If you are a follower of education in Buffalo, good news is scarce and opinions are plenty. Local and state leaders from across the political and educational spectrum have all weighed in of late, offering excuses or solutions, threats or reminders of consequences. The litany of voices makes one fact abundantly clear: Education is essential to the future of our city, and something needs to be done to improve it.

There is one group whose absence from this conversation should be obvious, though tellingly and troublingly it is not. That is the voice of those who actually work in our schools, namely the building administrators and professional in-service teachers. The absence of their voices remains one of the glaring missteps of our current education reform agenda.

This is not simply another act of finger-pointing. Professional teachers themselves must own their piece, for too often they have abdicated their independent professional voice in the name of a collective one. Teachers must begin to speak more directly about the issues they face, the professional development they need and the support that is necessary to help all students achieve. When this is the conversation we are having, then we will begin to see results.

Last year, Gov. Andrew M. Cuomo created a commission designed to develop solutions to our education morass. He stocked it with “experts” and leading voices in the education field – all except one: There wasn’t a single practicing in-service teacher on the commission. Can you imagine an “expert panel” on health care that didn’t include even one doctor?

The commission’s exclusion of professional practicing teachers barely went noticed, mostly because this is the paradigm we have come to expect. This exclusion, sadly, is the rule.
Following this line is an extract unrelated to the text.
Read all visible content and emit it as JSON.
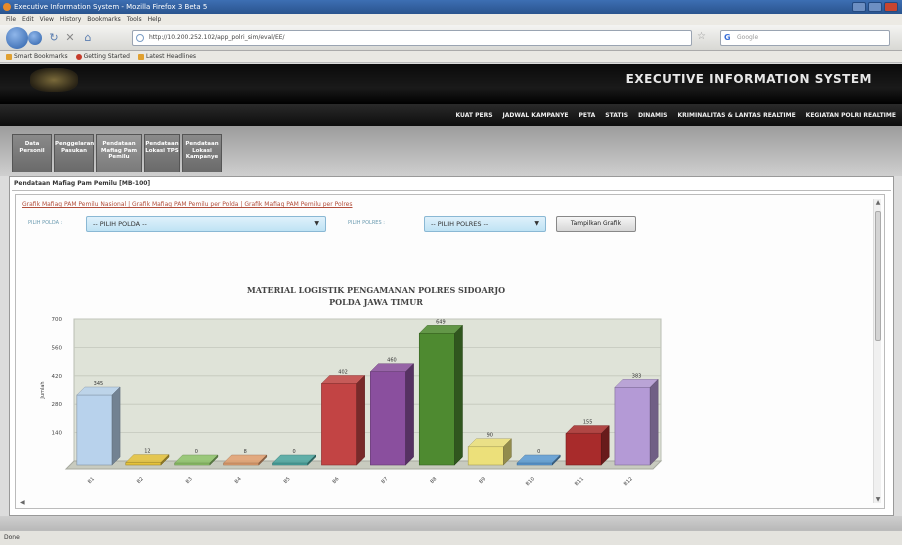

Until the conversation shifts from blame and vitriol, and focuses on pedagogy and practice and how teachers work with students from poverty, nothing will improve. The problem isn’t the lack of concerned leaders, good ideas, or hard work; the problem is that we still aren’t listening to those who know our students the best.

Even in the depths of our despair, there is hope. New standards for the profession promise to produce better, more prepared teacher candidates; research continues to offer new insights into how students learn and how best to teach them; examples of schools that succeed, despite the background of their students, offer proof that solutions do exist; and most promising of all, teachers are, and will remain, one of the most essential and important professions our society has. It’s about time we started listening to them.
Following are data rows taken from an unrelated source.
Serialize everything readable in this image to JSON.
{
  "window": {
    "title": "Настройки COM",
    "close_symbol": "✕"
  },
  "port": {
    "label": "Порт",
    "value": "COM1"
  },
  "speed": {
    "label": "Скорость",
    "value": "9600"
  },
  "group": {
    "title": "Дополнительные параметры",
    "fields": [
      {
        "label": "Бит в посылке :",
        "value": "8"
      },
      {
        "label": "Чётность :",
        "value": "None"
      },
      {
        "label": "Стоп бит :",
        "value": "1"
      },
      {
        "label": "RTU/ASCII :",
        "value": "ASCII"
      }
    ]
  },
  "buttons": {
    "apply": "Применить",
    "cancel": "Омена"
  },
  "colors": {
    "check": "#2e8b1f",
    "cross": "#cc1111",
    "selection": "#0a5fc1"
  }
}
Geoff Schutte is a teacher at Tapestry Charter School and the co-founder of Educators for a Better Buffalo, which advocates for an informed teacher voice in education.